That thread also has a picture of a semiconductor-equipment loadlock cover spanning over 300mm, made of polycarbonate only 22mm (7/8") thick. And a link to online strength-of-materials calculator that can do bending of round flat plates.
All models are wrong; some models are useful. -- George Box

John Futter
Posts: 1604
Joined: Thu Apr 22, 2004 2:29 am
Real name: John Futter
Contact:

Re: Fusor in a stainless dustbin with a plastic lid

Post by John Futter » Thu Oct 07, 2010 6:55 pm

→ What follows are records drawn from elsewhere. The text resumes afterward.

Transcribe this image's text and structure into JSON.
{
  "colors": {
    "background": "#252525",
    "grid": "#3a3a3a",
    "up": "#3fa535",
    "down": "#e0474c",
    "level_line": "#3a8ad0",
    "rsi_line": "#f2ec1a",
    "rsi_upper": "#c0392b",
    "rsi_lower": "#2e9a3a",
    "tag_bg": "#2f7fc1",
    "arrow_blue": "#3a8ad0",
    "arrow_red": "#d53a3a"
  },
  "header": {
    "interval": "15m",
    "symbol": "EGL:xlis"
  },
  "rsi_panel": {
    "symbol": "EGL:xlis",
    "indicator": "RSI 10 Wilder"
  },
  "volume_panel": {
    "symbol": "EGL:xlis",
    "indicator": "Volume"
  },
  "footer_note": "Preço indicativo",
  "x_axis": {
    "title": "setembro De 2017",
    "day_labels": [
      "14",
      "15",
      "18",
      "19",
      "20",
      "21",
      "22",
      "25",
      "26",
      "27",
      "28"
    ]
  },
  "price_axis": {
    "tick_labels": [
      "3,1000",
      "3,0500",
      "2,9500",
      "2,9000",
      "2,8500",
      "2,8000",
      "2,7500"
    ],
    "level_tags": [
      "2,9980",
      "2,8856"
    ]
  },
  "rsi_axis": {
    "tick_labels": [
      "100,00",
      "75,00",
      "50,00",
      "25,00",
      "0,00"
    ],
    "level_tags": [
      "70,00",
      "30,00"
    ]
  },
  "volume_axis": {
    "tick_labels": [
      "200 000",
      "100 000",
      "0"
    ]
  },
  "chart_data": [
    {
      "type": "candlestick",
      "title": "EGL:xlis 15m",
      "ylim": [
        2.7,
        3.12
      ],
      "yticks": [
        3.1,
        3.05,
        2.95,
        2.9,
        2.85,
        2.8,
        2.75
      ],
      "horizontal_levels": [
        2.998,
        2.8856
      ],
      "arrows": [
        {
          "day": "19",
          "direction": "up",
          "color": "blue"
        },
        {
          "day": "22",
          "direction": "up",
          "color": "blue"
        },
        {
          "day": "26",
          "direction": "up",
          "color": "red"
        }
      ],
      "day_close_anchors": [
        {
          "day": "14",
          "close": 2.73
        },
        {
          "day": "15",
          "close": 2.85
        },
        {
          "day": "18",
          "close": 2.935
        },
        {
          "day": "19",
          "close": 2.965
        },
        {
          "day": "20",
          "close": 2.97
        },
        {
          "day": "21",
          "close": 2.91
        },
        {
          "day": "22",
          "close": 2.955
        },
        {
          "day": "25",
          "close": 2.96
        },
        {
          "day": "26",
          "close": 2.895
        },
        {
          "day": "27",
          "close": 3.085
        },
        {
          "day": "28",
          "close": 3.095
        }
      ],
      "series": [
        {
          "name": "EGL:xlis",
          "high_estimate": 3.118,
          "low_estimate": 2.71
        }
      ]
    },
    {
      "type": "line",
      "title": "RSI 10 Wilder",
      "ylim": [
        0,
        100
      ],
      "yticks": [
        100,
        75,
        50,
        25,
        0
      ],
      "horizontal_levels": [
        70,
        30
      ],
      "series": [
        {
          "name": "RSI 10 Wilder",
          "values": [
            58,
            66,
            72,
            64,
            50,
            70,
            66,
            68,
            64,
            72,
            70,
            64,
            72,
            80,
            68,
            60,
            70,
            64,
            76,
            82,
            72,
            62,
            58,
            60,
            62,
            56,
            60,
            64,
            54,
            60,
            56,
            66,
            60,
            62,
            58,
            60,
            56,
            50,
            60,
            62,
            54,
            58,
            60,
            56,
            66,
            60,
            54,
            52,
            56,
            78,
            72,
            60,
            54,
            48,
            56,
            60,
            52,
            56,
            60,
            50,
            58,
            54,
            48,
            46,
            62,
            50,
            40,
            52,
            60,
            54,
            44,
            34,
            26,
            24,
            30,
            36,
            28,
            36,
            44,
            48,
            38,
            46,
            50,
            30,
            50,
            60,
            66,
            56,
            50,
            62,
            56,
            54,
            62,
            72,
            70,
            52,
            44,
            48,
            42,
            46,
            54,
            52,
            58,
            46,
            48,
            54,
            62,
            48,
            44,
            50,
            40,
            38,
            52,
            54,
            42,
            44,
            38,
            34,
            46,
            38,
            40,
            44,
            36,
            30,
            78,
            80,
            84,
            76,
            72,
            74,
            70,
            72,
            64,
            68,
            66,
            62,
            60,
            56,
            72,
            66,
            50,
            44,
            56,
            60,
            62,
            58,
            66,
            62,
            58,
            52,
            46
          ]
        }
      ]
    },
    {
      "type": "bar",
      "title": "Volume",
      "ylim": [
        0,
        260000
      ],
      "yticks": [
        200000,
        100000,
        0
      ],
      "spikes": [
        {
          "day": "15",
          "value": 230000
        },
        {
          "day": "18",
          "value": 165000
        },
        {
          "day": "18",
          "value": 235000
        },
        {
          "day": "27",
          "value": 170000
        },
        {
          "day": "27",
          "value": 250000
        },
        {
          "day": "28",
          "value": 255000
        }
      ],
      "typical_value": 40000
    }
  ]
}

Derek
Acrylic is fine ie perspex
Polycarbonate tends to sublime ie evapourate. I found this out when I made some sacrificial viewport protectors out of polycarbonate 2 of at 2" diameter 0.125" thick. Vacuum would not go below 1 x ten to the minus 6 millibar until I took them out where upon the vacuum went back down to 4 by ten to the minus 8 millibar. This is a twenty litre chamber pumped by a 1000 L/sec turbo.

derekm
Posts: 140
Joined: Thu Dec 06, 2007 4:25 pm
Real name: Derek Mitchell
Contact:

Re: Fusor in a stainless dustbin with a plastic lid

Post by derekm » Fri Oct 08, 2010 5:40 pm

Any implications in having a 31 litre fusor chamber as opposed to more common 1 ~ 2 litres?

User avatar
Carl Willis
Posts: 2841
Joined: Thu Jul 26, 2001 11:33 pm
Real name: Carl Willis
Location: Albuquerque, New Mexico, USA
Contact:

Re: Fusor in a stainless dustbin with a plastic lid

Post by Carl Willis » Fri Oct 08, 2010 6:14 pm

Hi Derek,

Outgassing, permeation, and adsorption all increase with chamber surface area, degrading the quality of the vacuum unless pumping speed is also commensurately increased. However, I don't anticipate you would have difficulty evacuating your planned 31-liter volume to fusion-suitable pressures using a Diffstak-63. The role of the diffusion or turbo pump for typical fusor operation is pretty undemanding, serving mostly as a speed booster in a pressure region where the forepump's speed is near zero.

One thing to consider, if the fusor chamber is indeed literally going to be a "dustbin," is the quality of the metal. I see a lot of "stainless" articles in kitchen and home-improvement stores that look nice, but are a poor grade of stainless that is magnetic and nickel-plated. (Sometimes I wonder if they're even technically stainless steel underneath). Also, check for longitudinal seams that could be mechanical weak points or leak sites. Make sure no other coatings (e.g. clear lacquer) are on the metal.

-Carl
Carl Willis
http://carlwillis.wordpress.com/
TEL: +1-505-412-3277

Post Reply